● **Required work**
The answer must be a single number: the count of lines below that contain the string "title".

● **Data extracts**
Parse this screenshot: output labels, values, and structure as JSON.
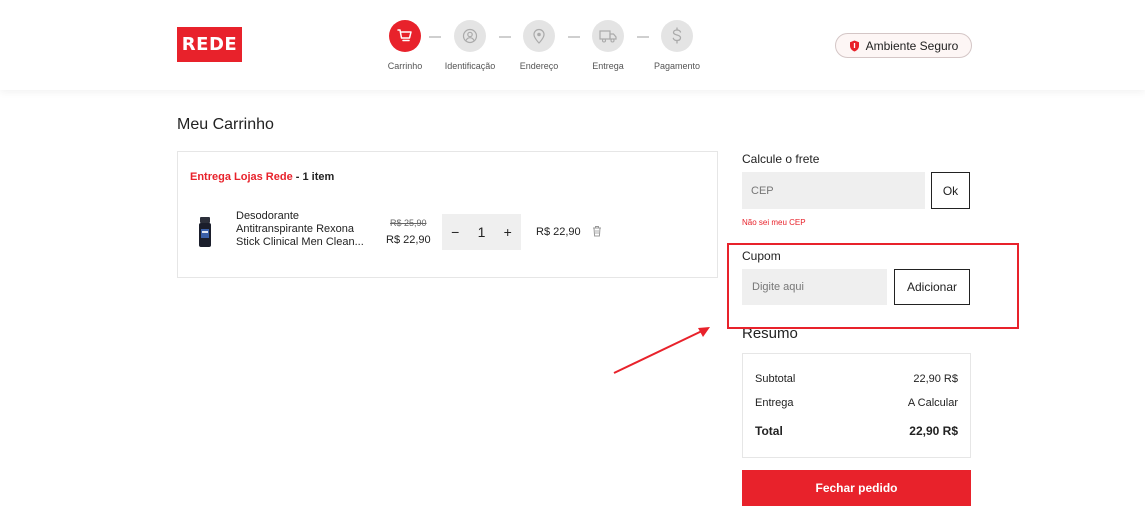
{
  "header": {
    "logo": "REDE",
    "secure_label": "Ambiente Seguro",
    "steps": [
      {
        "label": "Carrinho",
        "icon": "cart-icon",
        "active": true
      },
      {
        "label": "Identificação",
        "icon": "user-icon",
        "active": false
      },
      {
        "label": "Endereço",
        "icon": "location-pin-icon",
        "active": false
      },
      {
        "label": "Entrega",
        "icon": "truck-icon",
        "active": false
      },
      {
        "label": "Pagamento",
        "icon": "dollar-icon",
        "active": false
      }
    ]
  },
  "cart": {
    "title": "Meu Carrinho",
    "delivery_store": "Entrega Lojas Rede",
    "delivery_count": " - 1 item",
    "item": {
      "name": "Desodorante Antitranspirante Rexona Stick Clinical Men Clean...",
      "price_old": "R$ 25,90",
      "price_new": "R$ 22,90",
      "quantity": "1",
      "minus": "−",
      "plus": "+",
      "line_total": "R$ 22,90"
    }
  },
  "shipping": {
    "title": "Calcule o frete",
    "placeholder": "CEP",
    "ok_label": "Ok",
    "unknown_cep": "Não sei meu CEP"
  },
  "coupon": {
    "title": "Cupom",
    "placeholder": "Digite aqui",
    "add_label": "Adicionar"
  },
  "summary": {
    "title": "Resumo",
    "subtotal_label": "Subtotal",
    "subtotal_value": "22,90 R$",
    "delivery_label": "Entrega",
    "delivery_value": "A Calcular",
    "total_label": "Total",
    "total_value": "22,90 R$"
  },
  "checkout_label": "Fechar pedido",
  "colors": {
    "brand": "#e8222b",
    "step_inactive": "#e4e4e4",
    "input_bg": "#efefef"
  }
}
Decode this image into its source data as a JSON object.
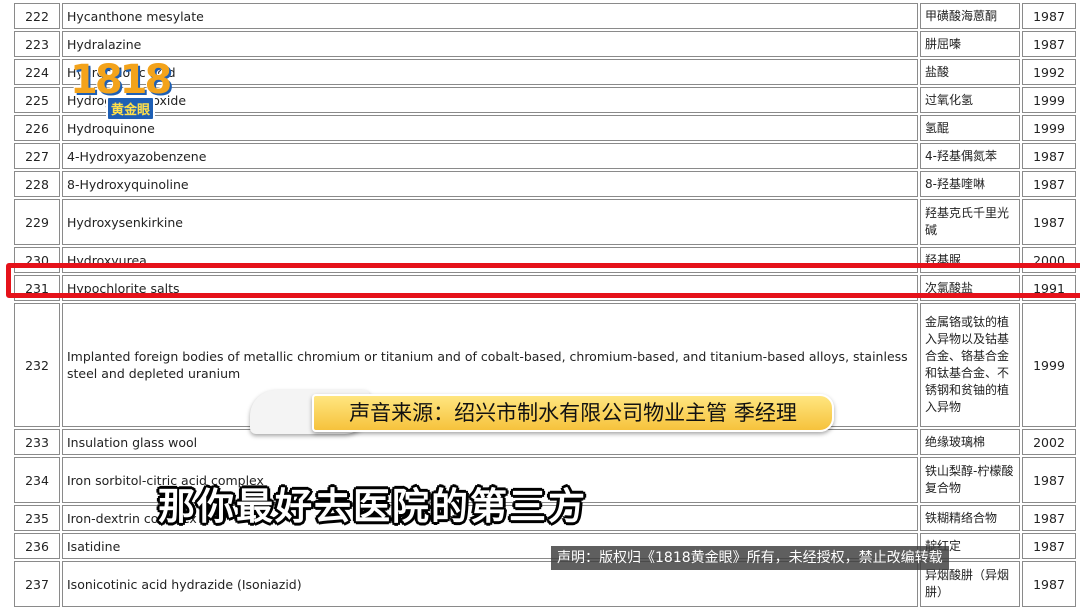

● **Exercise result**
4